INSTRUCTIONS TO FOLLOW = Using the entries that follow, state how many lines contain the word "Welcome". The response is that number and nothing more.

Web page and app entries
---

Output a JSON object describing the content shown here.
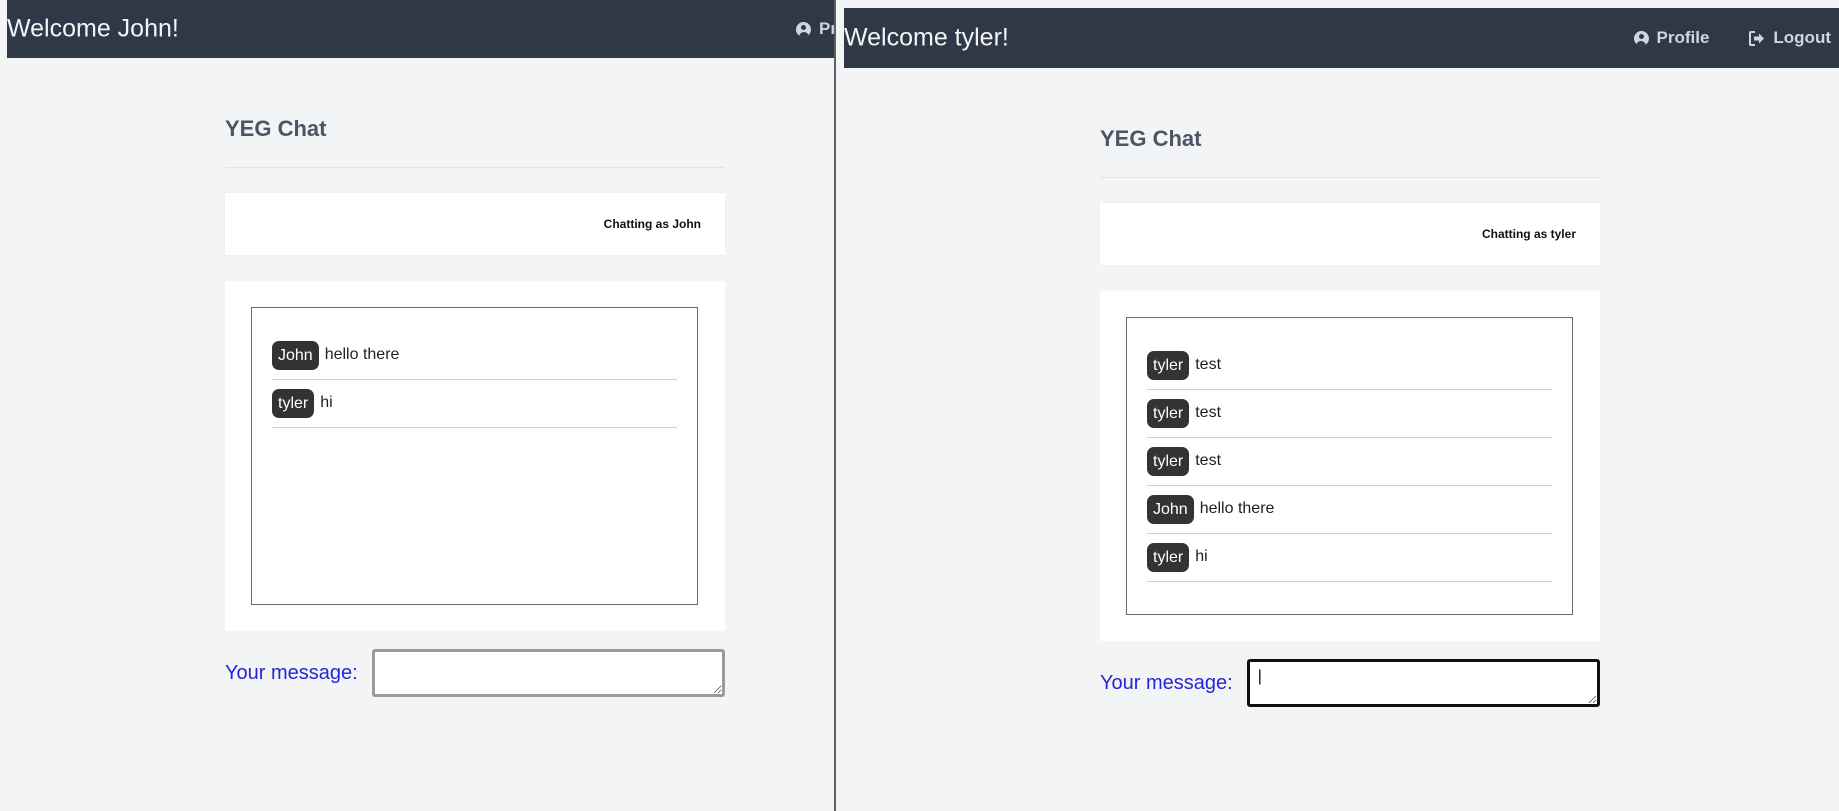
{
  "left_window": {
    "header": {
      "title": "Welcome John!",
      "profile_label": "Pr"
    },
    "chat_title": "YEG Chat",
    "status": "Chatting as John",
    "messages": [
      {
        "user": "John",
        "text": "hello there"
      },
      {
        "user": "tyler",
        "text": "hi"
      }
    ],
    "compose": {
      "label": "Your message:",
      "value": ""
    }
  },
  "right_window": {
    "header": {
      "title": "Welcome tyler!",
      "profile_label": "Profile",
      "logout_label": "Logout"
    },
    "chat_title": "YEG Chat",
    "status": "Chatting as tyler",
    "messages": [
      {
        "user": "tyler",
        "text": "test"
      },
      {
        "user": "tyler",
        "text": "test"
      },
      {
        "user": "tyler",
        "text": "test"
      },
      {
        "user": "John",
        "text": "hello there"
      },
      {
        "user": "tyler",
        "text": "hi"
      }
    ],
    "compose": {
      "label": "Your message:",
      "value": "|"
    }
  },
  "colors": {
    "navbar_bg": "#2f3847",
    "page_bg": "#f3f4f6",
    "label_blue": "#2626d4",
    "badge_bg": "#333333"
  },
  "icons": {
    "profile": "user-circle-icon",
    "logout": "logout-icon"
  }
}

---

ANSWER TO THIS TASK = 2